A qualified medical professional will be able to talk through your experiences with you, ask you the necessary questions and gain a better understanding of you and your mental state, and will take appropriate action if you are diagnosed with PTSD. They will also be able to discuss available treatment options with you that are suited to your needs should you need it.
Medical professionals should view migrants as distinct from the general population
I feel that it is important to note, for your own interest and knowledge, that research has highlighted that mental health services should be working to approach specific populations, such as migrants, with a slightly different view to that of the general population. Because migrants have specific stressors and risk factors that we have already discussed and have a higher risk and percentage of mental health problems generally, health care professionals should be aware of this, and approach your situation accordingly.
Work to tackle ethnic and racial discrimination against migrant populations
There are numerous national and international charities, such as the European Network Against Racism, that are working to fight against racism and xenophobia.
However, other than supporting these charities and organisations, it is important that, as a society, individuals stand up and work to fight against racism and xenophobia towards migrants.
By calling out hate speech and discriminatory acts, we are gradually working to educate and decrease the amount of bigotry in society. And by making sure that we are educating others (particularly future generations) we can ensure that they know that hate speech is seriously harmful.
Self-care and PTSD: Coping during and after your big move
By no means should you try to diagnose your own mental state or aim to treat any suspected or existing mental health disorders, but there are different ways that you can help to address or alleviate symptoms of PTSD yourself:
The feelings of being overwhelmed and significant stress that often comes with PTSD means practising mindfulness is a useful technique to relax and calm both our minds and bodies. Research even showed that mindfulness is associated with a lower amount of PTSD symptoms. Techniques such as meditation, prayer and focusing on your breathing are just a few ways that you can kickstart your mindfulness journey.
Care For Your Physical Health
Exercising has been linked to better mental health by reducing stress. But also caring for your physical health by making sure you’re getting enough sleep, staying hydrated and maintaining a healthy diet plays a big part in maintaining a good mental state.
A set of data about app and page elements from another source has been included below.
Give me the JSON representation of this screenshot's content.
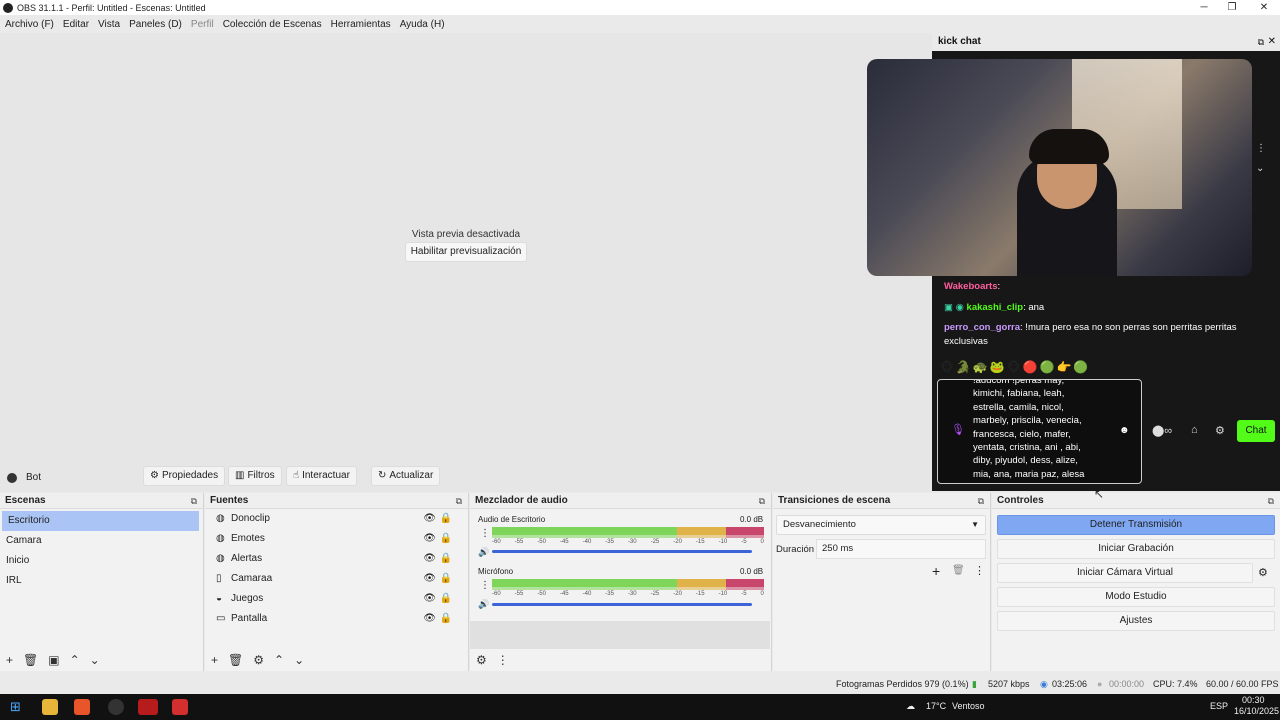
{
  "window": {
    "title": "OBS 31.1.1 - Perfil: Untitled - Escenas: Untitled",
    "minimize": "─",
    "maximize": "❐",
    "close": "✕"
  },
  "menu": [
    "Archivo (F)",
    "Editar",
    "Vista",
    "Paneles (D)",
    "Perfil",
    "Colección de Escenas",
    "Herramientas",
    "Ayuda (H)"
  ],
  "preview": {
    "disabled_text": "Vista previa desactivada",
    "enable_button": "Habilitar previsualización"
  },
  "source_toolbar": {
    "source_name": "Bot",
    "properties": "Propiedades",
    "filters": "Filtros",
    "interact": "Interactuar",
    "refresh": "Actualizar"
  },
  "scenes": {
    "title": "Escenas",
    "items": [
      "Escritorio",
      "Camara",
      "Inicio",
      "IRL"
    ],
    "selected": "Escritorio"
  },
  "sources": {
    "title": "Fuentes",
    "items": [
      {
        "name": "Donoclip",
        "icon": "globe-icon"
      },
      {
        "name": "Emotes",
        "icon": "globe-icon"
      },
      {
        "name": "Alertas",
        "icon": "globe-icon"
      },
      {
        "name": "Camaraa",
        "icon": "file-icon"
      },
      {
        "name": "Juegos",
        "icon": "gamepad-icon"
      },
      {
        "name": "Pantalla",
        "icon": "monitor-icon"
      }
    ]
  },
  "mixer": {
    "title": "Mezclador de audio",
    "channels": [
      {
        "name": "Audio de Escritorio",
        "level": "0.0 dB"
      },
      {
        "name": "Micrófono",
        "level": "0.0 dB"
      }
    ],
    "scale": [
      "-60",
      "-55",
      "-50",
      "-45",
      "-40",
      "-35",
      "-30",
      "-25",
      "-20",
      "-15",
      "-10",
      "-5",
      "0"
    ]
  },
  "transitions": {
    "title": "Transiciones de escena",
    "selected": "Desvanecimiento",
    "duration_label": "Duración",
    "duration_value": "250 ms"
  },
  "controls": {
    "title": "Controles",
    "buttons": [
      "Detener Transmisión",
      "Iniciar Grabación",
      "Iniciar Cámara Virtual",
      "Modo Estudio",
      "Ajustes"
    ]
  },
  "status": {
    "dropped": "Fotogramas Perdidos 979 (0.1%)",
    "bitrate": "5207 kbps",
    "stream_time": "03:25:06",
    "rec_time": "00:00:00",
    "cpu": "CPU: 7.4%",
    "fps": "60.00 / 60.00 FPS"
  },
  "chat": {
    "title": "kick chat",
    "messages": [
      {
        "user": "Wakeboarts",
        "color": "#ff5f9f",
        "text": ""
      },
      {
        "user": "kakashi_clip",
        "color": "#53fc18",
        "text": ": ana"
      },
      {
        "user": "perro_con_gorra",
        "color": "#c89bff",
        "text": ": !mura pero esa no son perras son perritas perritas exclusivas"
      }
    ],
    "input_text": "!addcom !perras may, kimichi, fabiana, leah, estrella, camila, nicol, marbely, priscila, venecia, francesca, cielo, mafer, yentata, cristina, ani , abi, diby, piyudol, dess, alize, mia, ana, maria paz, alesa",
    "send_label": "Chat"
  },
  "taskbar": {
    "temp": "17°C",
    "weather": "Ventoso",
    "lang": "ESP",
    "time": "00:30",
    "date": "16/10/2025"
  }
}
Find A Support Group
Various mental health charities can offer support for you, or a loved one, in times of need. You can find support that’s suited to your needs and based on your location at Hub of Hope.
Identify and Understand Your Triggers
By figuring out what factors might be making you feel overwhelmed, anxious or afraid when you have PTSD, you can better understand and avoid these situations, people or particular places that may be causing this reaction. Triggers can include factors such as: physical pain, sadness, loneliness and memories, but also anniversaries, holidays or certain people that may remind you of the event.
Either avoiding or trying to find healthy ways to cope with triggers can help you deal with potentially triggering experiences. Healthy mechanisms such as mindfulness, relaxation, seeking social support, journaling or deep breathing are a number of ways to cope with your PTSD triggers.
Post-traumatic stress disorder continues to plague the lives of many migrants around the globe. But by raising awareness of the issue and exploring what can be done – both on a personal and professional level – I hope I have shed light on this prevalent issue and implored you to act to improve your own mental wellbeing, or support those around you who may be struggling.